> The records
*** Begin section ***
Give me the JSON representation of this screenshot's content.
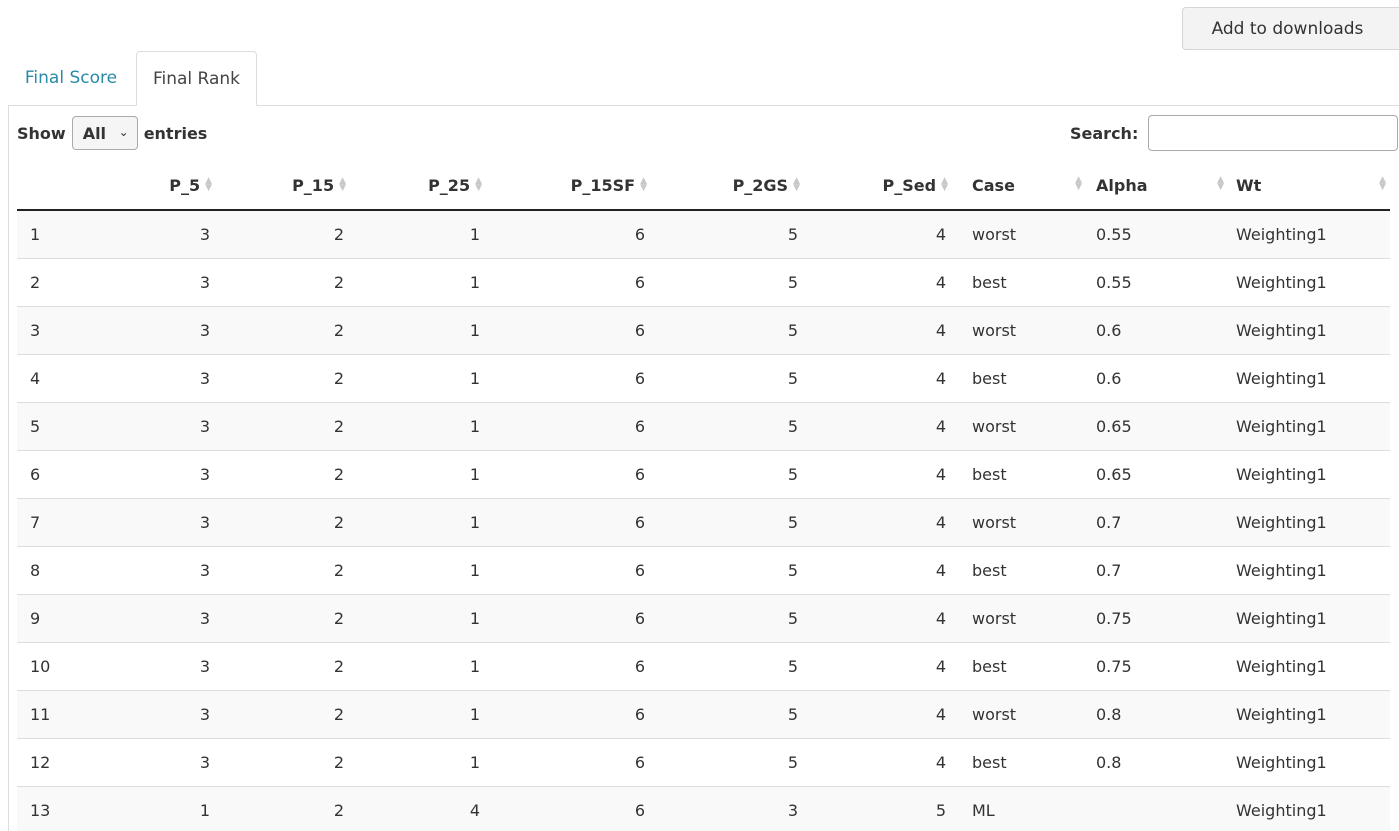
{
  "toolbar": {
    "download_label": "Add to downloads"
  },
  "tabs": [
    {
      "label": "Final Score",
      "active": false
    },
    {
      "label": "Final Rank",
      "active": true
    }
  ],
  "controls": {
    "show_label": "Show",
    "entries_value": "All",
    "entries_label": "entries",
    "search_label": "Search:",
    "search_value": ""
  },
  "table": {
    "columns": [
      "",
      "P_5",
      "P_15",
      "P_25",
      "P_15SF",
      "P_2GS",
      "P_Sed",
      "Case",
      "Alpha",
      "Wt"
    ],
    "rows": [
      [
        "1",
        "3",
        "2",
        "1",
        "6",
        "5",
        "4",
        "worst",
        "0.55",
        "Weighting1"
      ],
      [
        "2",
        "3",
        "2",
        "1",
        "6",
        "5",
        "4",
        "best",
        "0.55",
        "Weighting1"
      ],
      [
        "3",
        "3",
        "2",
        "1",
        "6",
        "5",
        "4",
        "worst",
        "0.6",
        "Weighting1"
      ],
      [
        "4",
        "3",
        "2",
        "1",
        "6",
        "5",
        "4",
        "best",
        "0.6",
        "Weighting1"
      ],
      [
        "5",
        "3",
        "2",
        "1",
        "6",
        "5",
        "4",
        "worst",
        "0.65",
        "Weighting1"
      ],
      [
        "6",
        "3",
        "2",
        "1",
        "6",
        "5",
        "4",
        "best",
        "0.65",
        "Weighting1"
      ],
      [
        "7",
        "3",
        "2",
        "1",
        "6",
        "5",
        "4",
        "worst",
        "0.7",
        "Weighting1"
      ],
      [
        "8",
        "3",
        "2",
        "1",
        "6",
        "5",
        "4",
        "best",
        "0.7",
        "Weighting1"
      ],
      [
        "9",
        "3",
        "2",
        "1",
        "6",
        "5",
        "4",
        "worst",
        "0.75",
        "Weighting1"
      ],
      [
        "10",
        "3",
        "2",
        "1",
        "6",
        "5",
        "4",
        "best",
        "0.75",
        "Weighting1"
      ],
      [
        "11",
        "3",
        "2",
        "1",
        "6",
        "5",
        "4",
        "worst",
        "0.8",
        "Weighting1"
      ],
      [
        "12",
        "3",
        "2",
        "1",
        "6",
        "5",
        "4",
        "best",
        "0.8",
        "Weighting1"
      ],
      [
        "13",
        "1",
        "2",
        "4",
        "6",
        "3",
        "5",
        "ML",
        "",
        "Weighting1"
      ]
    ]
  },
  "colors": {
    "tab_link": "#2a8aa8",
    "header_rule": "#222222",
    "stripe": "#f9f9f9"
  }
}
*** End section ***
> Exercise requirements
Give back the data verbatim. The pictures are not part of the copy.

> Answer section
Give me the JSON representation of this screenshot's content.
{
  "toolbar": {
    "download_label": "Add to downloads"
  },
  "tabs": [
    {
      "label": "Final Score",
      "active": false
    },
    {
      "label": "Final Rank",
      "active": true
    }
  ],
  "controls": {
    "show_label": "Show",
    "entries_value": "All",
    "entries_label": "entries",
    "search_label": "Search:",
    "search_value": ""
  },
  "table": {
    "columns": [
      "",
      "P_5",
      "P_15",
      "P_25",
      "P_15SF",
      "P_2GS",
      "P_Sed",
      "Case",
      "Alpha",
      "Wt"
    ],
    "rows": [
      [
        "1",
        "3",
        "2",
        "1",
        "6",
        "5",
        "4",
        "worst",
        "0.55",
        "Weighting1"
      ],
      [
        "2",
        "3",
        "2",
        "1",
        "6",
        "5",
        "4",
        "best",
        "0.55",
        "Weighting1"
      ],
      [
        "3",
        "3",
        "2",
        "1",
        "6",
        "5",
        "4",
        "worst",
        "0.6",
        "Weighting1"
      ],
      [
        "4",
        "3",
        "2",
        "1",
        "6",
        "5",
        "4",
        "best",
        "0.6",
        "Weighting1"
      ],
      [
        "5",
        "3",
        "2",
        "1",
        "6",
        "5",
        "4",
        "worst",
        "0.65",
        "Weighting1"
      ],
      [
        "6",
        "3",
        "2",
        "1",
        "6",
        "5",
        "4",
        "best",
        "0.65",
        "Weighting1"
      ],
      [
        "7",
        "3",
        "2",
        "1",
        "6",
        "5",
        "4",
        "worst",
        "0.7",
        "Weighting1"
      ],
      [
        "8",
        "3",
        "2",
        "1",
        "6",
        "5",
        "4",
        "best",
        "0.7",
        "Weighting1"
      ],
      [
        "9",
        "3",
        "2",
        "1",
        "6",
        "5",
        "4",
        "worst",
        "0.75",
        "Weighting1"
      ],
      [
        "10",
        "3",
        "2",
        "1",
        "6",
        "5",
        "4",
        "best",
        "0.75",
        "Weighting1"
      ],
      [
        "11",
        "3",
        "2",
        "1",
        "6",
        "5",
        "4",
        "worst",
        "0.8",
        "Weighting1"
      ],
      [
        "12",
        "3",
        "2",
        "1",
        "6",
        "5",
        "4",
        "best",
        "0.8",
        "Weighting1"
      ],
      [
        "13",
        "1",
        "2",
        "4",
        "6",
        "3",
        "5",
        "ML",
        "",
        "Weighting1"
      ]
    ]
  },
  "colors": {
    "tab_link": "#2a8aa8",
    "header_rule": "#222222",
    "stripe": "#f9f9f9"
  }
}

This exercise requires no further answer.